:: Data for this task

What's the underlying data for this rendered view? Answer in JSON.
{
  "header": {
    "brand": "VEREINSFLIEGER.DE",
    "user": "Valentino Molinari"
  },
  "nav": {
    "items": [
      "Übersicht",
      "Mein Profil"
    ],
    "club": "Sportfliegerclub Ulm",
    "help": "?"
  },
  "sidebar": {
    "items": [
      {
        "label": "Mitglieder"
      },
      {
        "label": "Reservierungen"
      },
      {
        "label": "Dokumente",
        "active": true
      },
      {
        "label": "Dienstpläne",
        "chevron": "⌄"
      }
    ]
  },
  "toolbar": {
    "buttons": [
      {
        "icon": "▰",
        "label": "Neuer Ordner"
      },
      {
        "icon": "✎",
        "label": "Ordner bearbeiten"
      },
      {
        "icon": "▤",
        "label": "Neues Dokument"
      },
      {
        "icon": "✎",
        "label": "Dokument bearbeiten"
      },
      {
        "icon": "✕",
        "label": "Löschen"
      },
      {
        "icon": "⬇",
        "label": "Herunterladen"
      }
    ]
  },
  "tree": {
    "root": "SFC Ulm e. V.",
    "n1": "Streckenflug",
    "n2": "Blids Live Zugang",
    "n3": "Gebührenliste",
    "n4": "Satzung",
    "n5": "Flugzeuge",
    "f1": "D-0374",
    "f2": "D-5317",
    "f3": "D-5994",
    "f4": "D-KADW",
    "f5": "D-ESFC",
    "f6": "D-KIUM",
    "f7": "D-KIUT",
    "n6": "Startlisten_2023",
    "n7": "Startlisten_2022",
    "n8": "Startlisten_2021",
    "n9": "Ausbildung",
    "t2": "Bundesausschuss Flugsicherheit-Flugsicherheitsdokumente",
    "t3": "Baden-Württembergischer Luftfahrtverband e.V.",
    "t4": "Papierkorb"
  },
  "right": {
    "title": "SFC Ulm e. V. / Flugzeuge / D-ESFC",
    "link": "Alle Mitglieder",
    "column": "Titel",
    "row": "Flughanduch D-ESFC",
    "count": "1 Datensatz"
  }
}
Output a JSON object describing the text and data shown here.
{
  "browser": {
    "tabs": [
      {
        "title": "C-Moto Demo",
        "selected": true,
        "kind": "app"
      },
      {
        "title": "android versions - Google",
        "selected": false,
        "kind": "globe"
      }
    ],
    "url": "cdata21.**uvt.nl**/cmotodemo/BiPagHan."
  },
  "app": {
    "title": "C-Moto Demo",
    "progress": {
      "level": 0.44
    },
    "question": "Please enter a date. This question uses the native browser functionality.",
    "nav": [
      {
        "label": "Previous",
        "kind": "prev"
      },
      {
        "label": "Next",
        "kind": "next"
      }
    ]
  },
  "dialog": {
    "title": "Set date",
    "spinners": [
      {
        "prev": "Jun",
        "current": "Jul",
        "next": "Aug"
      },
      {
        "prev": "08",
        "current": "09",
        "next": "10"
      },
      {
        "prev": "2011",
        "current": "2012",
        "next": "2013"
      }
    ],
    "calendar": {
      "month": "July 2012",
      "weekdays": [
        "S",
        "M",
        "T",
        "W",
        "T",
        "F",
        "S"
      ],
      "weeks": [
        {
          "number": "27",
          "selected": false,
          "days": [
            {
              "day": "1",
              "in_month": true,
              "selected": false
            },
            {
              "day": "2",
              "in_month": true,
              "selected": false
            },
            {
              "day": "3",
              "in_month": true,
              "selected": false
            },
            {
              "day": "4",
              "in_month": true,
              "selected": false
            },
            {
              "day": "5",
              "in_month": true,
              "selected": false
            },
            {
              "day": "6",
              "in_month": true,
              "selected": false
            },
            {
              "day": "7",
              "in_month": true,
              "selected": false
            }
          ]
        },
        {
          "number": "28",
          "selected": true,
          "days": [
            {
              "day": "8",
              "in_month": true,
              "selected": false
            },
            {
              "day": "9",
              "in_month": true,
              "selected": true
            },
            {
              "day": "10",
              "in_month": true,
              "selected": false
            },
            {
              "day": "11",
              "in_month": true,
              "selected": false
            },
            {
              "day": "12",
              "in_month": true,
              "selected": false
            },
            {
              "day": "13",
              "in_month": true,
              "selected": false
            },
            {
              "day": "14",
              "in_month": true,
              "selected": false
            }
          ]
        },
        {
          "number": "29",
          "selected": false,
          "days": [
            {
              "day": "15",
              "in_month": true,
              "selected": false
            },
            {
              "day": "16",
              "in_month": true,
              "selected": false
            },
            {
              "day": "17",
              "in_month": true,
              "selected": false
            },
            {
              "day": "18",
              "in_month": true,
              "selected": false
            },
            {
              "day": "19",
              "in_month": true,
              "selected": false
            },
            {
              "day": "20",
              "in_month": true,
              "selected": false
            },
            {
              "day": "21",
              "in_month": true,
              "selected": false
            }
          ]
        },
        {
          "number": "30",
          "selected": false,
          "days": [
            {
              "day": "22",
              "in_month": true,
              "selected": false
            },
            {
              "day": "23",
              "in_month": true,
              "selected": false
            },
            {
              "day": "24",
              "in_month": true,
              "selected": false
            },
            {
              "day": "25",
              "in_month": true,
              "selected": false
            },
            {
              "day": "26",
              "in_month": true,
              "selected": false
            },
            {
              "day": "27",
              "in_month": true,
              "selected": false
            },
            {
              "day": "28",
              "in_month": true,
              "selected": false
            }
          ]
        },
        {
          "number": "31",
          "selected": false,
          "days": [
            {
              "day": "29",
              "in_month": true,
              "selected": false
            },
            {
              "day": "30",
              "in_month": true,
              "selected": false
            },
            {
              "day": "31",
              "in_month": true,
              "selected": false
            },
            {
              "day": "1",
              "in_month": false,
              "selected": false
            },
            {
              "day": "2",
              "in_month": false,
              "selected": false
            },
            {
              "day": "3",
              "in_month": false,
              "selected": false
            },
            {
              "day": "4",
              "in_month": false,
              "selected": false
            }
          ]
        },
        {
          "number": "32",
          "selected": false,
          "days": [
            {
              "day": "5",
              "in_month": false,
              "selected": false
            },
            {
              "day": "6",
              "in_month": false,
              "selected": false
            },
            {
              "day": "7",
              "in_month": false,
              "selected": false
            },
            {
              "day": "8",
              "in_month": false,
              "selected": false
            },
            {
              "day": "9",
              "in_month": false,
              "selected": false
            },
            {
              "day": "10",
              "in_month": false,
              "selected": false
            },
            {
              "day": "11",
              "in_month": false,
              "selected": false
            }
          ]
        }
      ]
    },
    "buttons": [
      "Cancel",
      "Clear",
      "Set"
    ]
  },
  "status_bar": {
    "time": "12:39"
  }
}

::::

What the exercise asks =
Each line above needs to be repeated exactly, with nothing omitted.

Solution to the exercise =
What's the underlying data for this rendered view? Answer in JSON.
{
  "header": {
    "brand": "VEREINSFLIEGER.DE",
    "user": "Valentino Molinari"
  },
  "nav": {
    "items": [
      "Übersicht",
      "Mein Profil"
    ],
    "club": "Sportfliegerclub Ulm",
    "help": "?"
  },
  "sidebar": {
    "items": [
      {
        "label": "Mitglieder"
      },
      {
        "label": "Reservierungen"
      },
      {
        "label": "Dokumente",
        "active": true
      },
      {
        "label": "Dienstpläne",
        "chevron": "⌄"
      }
    ]
  },
  "toolbar": {
    "buttons": [
      {
        "icon": "▰",
        "label": "Neuer Ordner"
      },
      {
        "icon": "✎",
        "label": "Ordner bearbeiten"
      },
      {
        "icon": "▤",
        "label": "Neues Dokument"
      },
      {
        "icon": "✎",
        "label": "Dokument bearbeiten"
      },
      {
        "icon": "✕",
        "label": "Löschen"
      },
      {
        "icon": "⬇",
        "label": "Herunterladen"
      }
    ]
  },
  "tree": {
    "root": "SFC Ulm e. V.",
    "n1": "Streckenflug",
    "n2": "Blids Live Zugang",
    "n3": "Gebührenliste",
    "n4": "Satzung",
    "n5": "Flugzeuge",
    "f1": "D-0374",
    "f2": "D-5317",
    "f3": "D-5994",
    "f4": "D-KADW",
    "f5": "D-ESFC",
    "f6": "D-KIUM",
    "f7": "D-KIUT",
    "n6": "Startlisten_2023",
    "n7": "Startlisten_2022",
    "n8": "Startlisten_2021",
    "n9": "Ausbildung",
    "t2": "Bundesausschuss Flugsicherheit-Flugsicherheitsdokumente",
    "t3": "Baden-Württembergischer Luftfahrtverband e.V.",
    "t4": "Papierkorb"
  },
  "right": {
    "title": "SFC Ulm e. V. / Flugzeuge / D-ESFC",
    "link": "Alle Mitglieder",
    "column": "Titel",
    "row": "Flughanduch D-ESFC",
    "count": "1 Datensatz"
  }
}
Output a JSON object describing the text and data shown here.
{
  "browser": {
    "tabs": [
      {
        "title": "C-Moto Demo",
        "selected": true,
        "kind": "app"
      },
      {
        "title": "android versions - Google",
        "selected": false,
        "kind": "globe"
      }
    ],
    "url": "cdata21.**uvt.nl**/cmotodemo/BiPagHan."
  },
  "app": {
    "title": "C-Moto Demo",
    "progress": {
      "level": 0.44
    },
    "question": "Please enter a date. This question uses the native browser functionality.",
    "nav": [
      {
        "label": "Previous",
        "kind": "prev"
      },
      {
        "label": "Next",
        "kind": "next"
      }
    ]
  },
  "dialog": {
    "title": "Set date",
    "spinners": [
      {
        "prev": "Jun",
        "current": "Jul",
        "next": "Aug"
      },
      {
        "prev": "08",
        "current": "09",
        "next": "10"
      },
      {
        "prev": "2011",
        "current": "2012",
        "next": "2013"
      }
    ],
    "calendar": {
      "month": "July 2012",
      "weekdays": [
        "S",
        "M",
        "T",
        "W",
        "T",
        "F",
        "S"
      ],
      "weeks": [
        {
          "number": "27",
          "selected": false,
          "days": [
            {
              "day": "1",
              "in_month": true,
              "selected": false
            },
            {
              "day": "2",
              "in_month": true,
              "selected": false
            },
            {
              "day": "3",
              "in_month": true,
              "selected": false
            },
            {
              "day": "4",
              "in_month": true,
              "selected": false
            },
            {
              "day": "5",
              "in_month": true,
              "selected": false
            },
            {
              "day": "6",
              "in_month": true,
              "selected": false
            },
            {
              "day": "7",
              "in_month": true,
              "selected": false
            }
          ]
        },
        {
          "number": "28",
          "selected": true,
          "days": [
            {
              "day": "8",
              "in_month": true,
              "selected": false
            },
            {
              "day": "9",
              "in_month": true,
              "selected": true
            },
            {
              "day": "10",
              "in_month": true,
              "selected": false
            },
            {
              "day": "11",
              "in_month": true,
              "selected": false
            },
            {
              "day": "12",
              "in_month": true,
              "selected": false
            },
            {
              "day": "13",
              "in_month": true,
              "selected": false
            },
            {
              "day": "14",
              "in_month": true,
              "selected": false
            }
          ]
        },
        {
          "number": "29",
          "selected": false,
          "days": [
            {
              "day": "15",
              "in_month": true,
              "selected": false
            },
            {
              "day": "16",
              "in_month": true,
              "selected": false
            },
            {
              "day": "17",
              "in_month": true,
              "selected": false
            },
            {
              "day": "18",
              "in_month": true,
              "selected": false
            },
            {
              "day": "19",
              "in_month": true,
              "selected": false
            },
            {
              "day": "20",
              "in_month": true,
              "selected": false
            },
            {
              "day": "21",
              "in_month": true,
              "selected": false
            }
          ]
        },
        {
          "number": "30",
          "selected": false,
          "days": [
            {
              "day": "22",
              "in_month": true,
              "selected": false
            },
            {
              "day": "23",
              "in_month": true,
              "selected": false
            },
            {
              "day": "24",
              "in_month": true,
              "selected": false
            },
            {
              "day": "25",
              "in_month": true,
              "selected": false
            },
            {
              "day": "26",
              "in_month": true,
              "selected": false
            },
            {
              "day": "27",
              "in_month": true,
              "selected": false
            },
            {
              "day": "28",
              "in_month": true,
              "selected": false
            }
          ]
        },
        {
          "number": "31",
          "selected": false,
          "days": [
            {
              "day": "29",
              "in_month": true,
              "selected": false
            },
            {
              "day": "30",
              "in_month": true,
              "selected": false
            },
            {
              "day": "31",
              "in_month": true,
              "selected": false
            },
            {
              "day": "1",
              "in_month": false,
              "selected": false
            },
            {
              "day": "2",
              "in_month": false,
              "selected": false
            },
            {
              "day": "3",
              "in_month": false,
              "selected": false
            },
            {
              "day": "4",
              "in_month": false,
              "selected": false
            }
          ]
        },
        {
          "number": "32",
          "selected": false,
          "days": [
            {
              "day": "5",
              "in_month": false,
              "selected": false
            },
            {
              "day": "6",
              "in_month": false,
              "selected": false
            },
            {
              "day": "7",
              "in_month": false,
              "selected": false
            },
            {
              "day": "8",
              "in_month": false,
              "selected": false
            },
            {
              "day": "9",
              "in_month": false,
              "selected": false
            },
            {
              "day": "10",
              "in_month": false,
              "selected": false
            },
            {
              "day": "11",
              "in_month": false,
              "selected": false
            }
          ]
        }
      ]
    },
    "buttons": [
      "Cancel",
      "Clear",
      "Set"
    ]
  },
  "status_bar": {
    "time": "12:39"
  }
}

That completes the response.